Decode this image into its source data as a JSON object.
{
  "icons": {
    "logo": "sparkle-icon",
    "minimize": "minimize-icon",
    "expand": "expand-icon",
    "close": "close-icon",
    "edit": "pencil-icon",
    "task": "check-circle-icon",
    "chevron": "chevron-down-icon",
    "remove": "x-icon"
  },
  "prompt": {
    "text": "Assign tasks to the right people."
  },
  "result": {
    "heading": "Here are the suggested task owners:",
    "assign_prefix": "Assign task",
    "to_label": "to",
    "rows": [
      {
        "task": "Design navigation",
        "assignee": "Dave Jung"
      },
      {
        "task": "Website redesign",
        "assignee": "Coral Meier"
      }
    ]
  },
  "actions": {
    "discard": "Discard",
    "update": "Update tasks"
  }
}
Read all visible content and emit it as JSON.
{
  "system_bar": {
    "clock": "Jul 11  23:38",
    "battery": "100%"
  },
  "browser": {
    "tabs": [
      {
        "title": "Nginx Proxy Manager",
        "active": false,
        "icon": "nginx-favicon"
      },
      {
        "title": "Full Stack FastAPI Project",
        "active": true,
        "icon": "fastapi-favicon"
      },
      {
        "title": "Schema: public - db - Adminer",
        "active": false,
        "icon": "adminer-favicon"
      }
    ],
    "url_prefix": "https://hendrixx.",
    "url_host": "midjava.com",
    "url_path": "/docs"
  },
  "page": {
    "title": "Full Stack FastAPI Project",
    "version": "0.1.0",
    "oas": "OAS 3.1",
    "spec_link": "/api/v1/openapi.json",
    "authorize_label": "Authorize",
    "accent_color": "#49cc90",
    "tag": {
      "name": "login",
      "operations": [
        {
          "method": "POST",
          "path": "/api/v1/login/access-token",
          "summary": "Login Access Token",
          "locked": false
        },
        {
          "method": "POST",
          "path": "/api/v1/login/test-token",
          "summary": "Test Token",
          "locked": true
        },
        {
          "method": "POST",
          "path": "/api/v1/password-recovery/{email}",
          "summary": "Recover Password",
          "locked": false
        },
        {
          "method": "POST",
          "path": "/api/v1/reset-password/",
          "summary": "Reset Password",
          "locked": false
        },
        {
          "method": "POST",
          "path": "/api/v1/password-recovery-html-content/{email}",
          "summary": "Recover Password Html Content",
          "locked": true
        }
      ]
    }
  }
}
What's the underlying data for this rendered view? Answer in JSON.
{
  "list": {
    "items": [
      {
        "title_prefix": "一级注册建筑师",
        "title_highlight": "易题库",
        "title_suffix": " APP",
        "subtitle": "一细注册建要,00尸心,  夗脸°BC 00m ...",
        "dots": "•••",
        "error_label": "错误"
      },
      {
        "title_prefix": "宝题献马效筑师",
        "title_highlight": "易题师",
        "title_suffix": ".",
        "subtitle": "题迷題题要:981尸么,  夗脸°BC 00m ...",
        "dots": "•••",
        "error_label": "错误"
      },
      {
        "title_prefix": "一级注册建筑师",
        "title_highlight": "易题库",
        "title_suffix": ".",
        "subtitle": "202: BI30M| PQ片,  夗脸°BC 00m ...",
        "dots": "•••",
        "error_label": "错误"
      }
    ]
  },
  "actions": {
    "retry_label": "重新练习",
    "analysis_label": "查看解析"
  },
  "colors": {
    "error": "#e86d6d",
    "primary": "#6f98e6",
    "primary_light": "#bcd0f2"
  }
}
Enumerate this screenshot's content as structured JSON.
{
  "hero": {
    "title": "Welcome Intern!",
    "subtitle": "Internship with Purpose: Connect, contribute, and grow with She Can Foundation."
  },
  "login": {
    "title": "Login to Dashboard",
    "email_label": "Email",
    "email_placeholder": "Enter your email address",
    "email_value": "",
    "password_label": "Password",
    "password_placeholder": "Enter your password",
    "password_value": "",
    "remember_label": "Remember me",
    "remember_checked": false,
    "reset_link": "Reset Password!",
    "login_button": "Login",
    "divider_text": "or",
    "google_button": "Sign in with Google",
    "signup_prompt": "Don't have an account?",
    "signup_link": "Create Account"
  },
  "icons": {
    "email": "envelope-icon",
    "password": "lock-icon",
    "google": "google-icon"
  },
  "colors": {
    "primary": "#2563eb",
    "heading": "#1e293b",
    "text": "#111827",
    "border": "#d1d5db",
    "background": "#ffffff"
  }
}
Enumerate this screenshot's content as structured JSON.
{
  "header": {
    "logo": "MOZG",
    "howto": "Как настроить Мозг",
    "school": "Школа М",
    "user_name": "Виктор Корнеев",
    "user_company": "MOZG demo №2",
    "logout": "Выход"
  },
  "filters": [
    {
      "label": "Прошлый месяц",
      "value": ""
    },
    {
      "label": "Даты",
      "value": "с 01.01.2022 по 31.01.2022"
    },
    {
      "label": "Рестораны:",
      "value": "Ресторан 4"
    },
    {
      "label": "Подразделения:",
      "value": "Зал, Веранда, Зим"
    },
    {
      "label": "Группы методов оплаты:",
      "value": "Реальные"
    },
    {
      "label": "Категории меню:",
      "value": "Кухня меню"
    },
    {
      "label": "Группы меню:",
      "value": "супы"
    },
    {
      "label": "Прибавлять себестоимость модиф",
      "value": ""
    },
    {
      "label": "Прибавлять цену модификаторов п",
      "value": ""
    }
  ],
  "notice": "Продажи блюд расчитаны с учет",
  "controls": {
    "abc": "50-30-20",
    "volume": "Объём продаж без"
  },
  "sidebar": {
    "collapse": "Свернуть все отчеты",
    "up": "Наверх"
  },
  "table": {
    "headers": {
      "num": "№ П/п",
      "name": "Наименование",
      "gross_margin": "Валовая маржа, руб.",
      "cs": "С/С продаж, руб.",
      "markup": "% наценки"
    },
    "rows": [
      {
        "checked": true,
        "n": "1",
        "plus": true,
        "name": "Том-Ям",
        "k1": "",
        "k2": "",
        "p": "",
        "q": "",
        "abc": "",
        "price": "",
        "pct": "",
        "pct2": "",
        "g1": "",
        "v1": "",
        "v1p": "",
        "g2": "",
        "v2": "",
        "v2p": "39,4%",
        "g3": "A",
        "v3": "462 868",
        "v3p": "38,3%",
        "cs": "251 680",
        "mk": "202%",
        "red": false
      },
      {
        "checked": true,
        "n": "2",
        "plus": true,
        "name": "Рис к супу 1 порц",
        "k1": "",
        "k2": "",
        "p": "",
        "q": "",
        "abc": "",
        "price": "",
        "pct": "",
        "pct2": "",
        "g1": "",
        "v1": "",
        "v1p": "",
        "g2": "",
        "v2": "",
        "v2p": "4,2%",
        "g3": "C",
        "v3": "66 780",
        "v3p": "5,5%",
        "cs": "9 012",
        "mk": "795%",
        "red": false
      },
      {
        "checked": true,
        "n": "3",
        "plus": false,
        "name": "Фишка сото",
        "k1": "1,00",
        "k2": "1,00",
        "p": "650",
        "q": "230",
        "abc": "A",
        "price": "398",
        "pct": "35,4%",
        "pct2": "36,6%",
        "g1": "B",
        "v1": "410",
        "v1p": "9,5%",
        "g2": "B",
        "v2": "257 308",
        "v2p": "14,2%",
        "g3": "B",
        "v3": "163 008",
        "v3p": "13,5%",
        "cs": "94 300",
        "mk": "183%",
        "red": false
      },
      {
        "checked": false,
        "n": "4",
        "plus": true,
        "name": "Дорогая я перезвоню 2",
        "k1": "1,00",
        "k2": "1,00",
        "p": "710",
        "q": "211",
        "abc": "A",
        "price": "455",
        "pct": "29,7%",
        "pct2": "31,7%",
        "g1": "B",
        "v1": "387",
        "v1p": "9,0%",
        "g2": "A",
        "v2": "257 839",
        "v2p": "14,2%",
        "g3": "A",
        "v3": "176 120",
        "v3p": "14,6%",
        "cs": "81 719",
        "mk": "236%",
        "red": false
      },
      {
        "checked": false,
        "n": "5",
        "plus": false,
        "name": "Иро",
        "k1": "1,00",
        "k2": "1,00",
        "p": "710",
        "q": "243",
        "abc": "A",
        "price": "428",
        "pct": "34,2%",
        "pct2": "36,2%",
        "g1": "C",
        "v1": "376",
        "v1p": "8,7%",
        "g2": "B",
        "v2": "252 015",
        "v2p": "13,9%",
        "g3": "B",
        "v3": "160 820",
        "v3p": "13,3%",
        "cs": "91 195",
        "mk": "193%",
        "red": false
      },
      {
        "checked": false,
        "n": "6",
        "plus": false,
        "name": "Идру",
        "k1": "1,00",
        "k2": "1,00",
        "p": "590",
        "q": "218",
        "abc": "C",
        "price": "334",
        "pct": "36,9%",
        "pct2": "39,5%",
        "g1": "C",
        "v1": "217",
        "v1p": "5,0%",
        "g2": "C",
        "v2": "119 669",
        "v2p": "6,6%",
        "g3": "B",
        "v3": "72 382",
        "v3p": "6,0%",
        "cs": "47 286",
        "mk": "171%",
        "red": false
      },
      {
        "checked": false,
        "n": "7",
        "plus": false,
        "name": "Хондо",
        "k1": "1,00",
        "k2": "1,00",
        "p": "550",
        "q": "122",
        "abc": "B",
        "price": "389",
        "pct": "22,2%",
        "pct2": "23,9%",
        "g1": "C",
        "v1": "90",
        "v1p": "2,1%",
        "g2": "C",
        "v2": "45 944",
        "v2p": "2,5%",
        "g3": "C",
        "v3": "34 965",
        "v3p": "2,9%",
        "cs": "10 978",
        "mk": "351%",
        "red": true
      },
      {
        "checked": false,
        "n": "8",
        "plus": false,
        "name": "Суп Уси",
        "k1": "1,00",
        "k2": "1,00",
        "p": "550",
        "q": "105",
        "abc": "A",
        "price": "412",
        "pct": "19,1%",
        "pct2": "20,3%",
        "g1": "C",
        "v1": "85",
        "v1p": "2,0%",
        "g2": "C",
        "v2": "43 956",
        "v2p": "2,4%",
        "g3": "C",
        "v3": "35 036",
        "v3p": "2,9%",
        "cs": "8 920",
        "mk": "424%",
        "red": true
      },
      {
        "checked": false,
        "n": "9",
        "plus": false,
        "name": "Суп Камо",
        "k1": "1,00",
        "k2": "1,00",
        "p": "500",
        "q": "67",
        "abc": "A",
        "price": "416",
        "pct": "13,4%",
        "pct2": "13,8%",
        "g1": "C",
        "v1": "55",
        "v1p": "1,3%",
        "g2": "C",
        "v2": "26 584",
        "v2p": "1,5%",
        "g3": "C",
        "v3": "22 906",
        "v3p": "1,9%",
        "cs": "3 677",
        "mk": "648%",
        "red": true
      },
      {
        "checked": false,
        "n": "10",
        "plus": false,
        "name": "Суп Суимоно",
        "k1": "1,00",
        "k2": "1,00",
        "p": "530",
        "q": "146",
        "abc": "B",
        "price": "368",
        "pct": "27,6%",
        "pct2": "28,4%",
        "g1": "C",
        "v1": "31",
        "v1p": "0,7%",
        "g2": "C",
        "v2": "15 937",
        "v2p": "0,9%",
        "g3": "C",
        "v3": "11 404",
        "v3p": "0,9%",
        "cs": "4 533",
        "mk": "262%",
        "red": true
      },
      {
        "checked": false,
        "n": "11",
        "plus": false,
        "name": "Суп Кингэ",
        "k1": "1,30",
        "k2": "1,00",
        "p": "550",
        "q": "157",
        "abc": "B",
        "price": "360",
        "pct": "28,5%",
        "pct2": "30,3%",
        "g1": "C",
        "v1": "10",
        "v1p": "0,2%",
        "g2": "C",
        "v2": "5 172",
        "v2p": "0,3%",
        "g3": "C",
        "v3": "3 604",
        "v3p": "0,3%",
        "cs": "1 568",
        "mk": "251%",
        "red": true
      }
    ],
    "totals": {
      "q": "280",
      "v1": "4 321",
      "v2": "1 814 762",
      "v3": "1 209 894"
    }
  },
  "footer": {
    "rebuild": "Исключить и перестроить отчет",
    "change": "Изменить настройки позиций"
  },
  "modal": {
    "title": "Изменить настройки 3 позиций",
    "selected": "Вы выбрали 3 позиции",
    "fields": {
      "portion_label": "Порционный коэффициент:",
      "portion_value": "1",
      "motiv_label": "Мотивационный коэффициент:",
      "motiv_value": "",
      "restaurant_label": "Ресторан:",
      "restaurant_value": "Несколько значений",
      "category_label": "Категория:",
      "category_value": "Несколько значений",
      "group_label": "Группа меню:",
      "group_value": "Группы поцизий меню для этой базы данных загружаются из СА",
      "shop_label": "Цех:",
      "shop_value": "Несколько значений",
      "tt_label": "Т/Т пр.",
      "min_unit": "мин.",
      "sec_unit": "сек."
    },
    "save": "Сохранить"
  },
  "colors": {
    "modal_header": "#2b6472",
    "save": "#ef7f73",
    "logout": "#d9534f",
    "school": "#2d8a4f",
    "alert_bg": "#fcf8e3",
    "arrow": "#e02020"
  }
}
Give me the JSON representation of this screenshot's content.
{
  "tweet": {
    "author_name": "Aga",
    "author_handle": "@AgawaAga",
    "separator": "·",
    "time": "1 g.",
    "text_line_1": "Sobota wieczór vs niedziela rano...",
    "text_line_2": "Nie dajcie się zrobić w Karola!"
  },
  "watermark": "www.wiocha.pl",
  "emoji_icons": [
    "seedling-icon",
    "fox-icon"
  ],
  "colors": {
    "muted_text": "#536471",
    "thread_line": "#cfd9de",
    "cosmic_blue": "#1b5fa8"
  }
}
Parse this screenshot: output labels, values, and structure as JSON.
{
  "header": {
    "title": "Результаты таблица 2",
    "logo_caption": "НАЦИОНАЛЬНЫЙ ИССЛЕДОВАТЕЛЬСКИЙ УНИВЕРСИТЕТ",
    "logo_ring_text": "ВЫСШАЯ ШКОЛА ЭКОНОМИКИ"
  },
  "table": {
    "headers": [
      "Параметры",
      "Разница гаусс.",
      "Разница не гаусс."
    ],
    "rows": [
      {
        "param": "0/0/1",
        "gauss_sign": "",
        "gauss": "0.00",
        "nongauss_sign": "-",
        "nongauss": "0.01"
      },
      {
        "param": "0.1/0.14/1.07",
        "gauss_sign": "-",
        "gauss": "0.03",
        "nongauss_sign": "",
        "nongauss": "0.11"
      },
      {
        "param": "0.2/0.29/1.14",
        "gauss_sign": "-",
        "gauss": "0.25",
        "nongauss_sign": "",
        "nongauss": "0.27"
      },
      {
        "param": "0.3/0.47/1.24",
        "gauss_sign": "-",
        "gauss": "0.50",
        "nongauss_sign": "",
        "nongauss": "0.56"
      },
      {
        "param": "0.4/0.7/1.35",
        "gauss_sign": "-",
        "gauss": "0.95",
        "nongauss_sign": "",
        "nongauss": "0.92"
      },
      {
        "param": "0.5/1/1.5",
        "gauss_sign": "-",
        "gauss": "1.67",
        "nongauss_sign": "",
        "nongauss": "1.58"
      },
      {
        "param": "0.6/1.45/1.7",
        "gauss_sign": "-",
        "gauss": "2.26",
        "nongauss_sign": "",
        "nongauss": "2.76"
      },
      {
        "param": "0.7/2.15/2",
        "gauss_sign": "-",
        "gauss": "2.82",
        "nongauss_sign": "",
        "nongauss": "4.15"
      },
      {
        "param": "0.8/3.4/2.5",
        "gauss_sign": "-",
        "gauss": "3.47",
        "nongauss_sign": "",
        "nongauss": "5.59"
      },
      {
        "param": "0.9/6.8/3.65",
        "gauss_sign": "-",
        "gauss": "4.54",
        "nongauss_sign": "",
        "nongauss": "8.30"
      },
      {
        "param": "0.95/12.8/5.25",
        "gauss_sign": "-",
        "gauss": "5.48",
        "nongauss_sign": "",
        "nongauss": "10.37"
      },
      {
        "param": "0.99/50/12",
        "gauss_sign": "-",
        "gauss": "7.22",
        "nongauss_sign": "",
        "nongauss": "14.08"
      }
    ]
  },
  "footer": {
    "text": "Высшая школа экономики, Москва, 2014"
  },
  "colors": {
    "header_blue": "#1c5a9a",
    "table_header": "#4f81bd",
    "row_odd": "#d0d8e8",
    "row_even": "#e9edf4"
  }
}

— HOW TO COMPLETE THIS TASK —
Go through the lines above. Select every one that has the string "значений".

— ANSWER SPACE —
      "restaurant_value": "Несколько значений",
      "category_value": "Несколько значений",
      "shop_value": "Несколько значений",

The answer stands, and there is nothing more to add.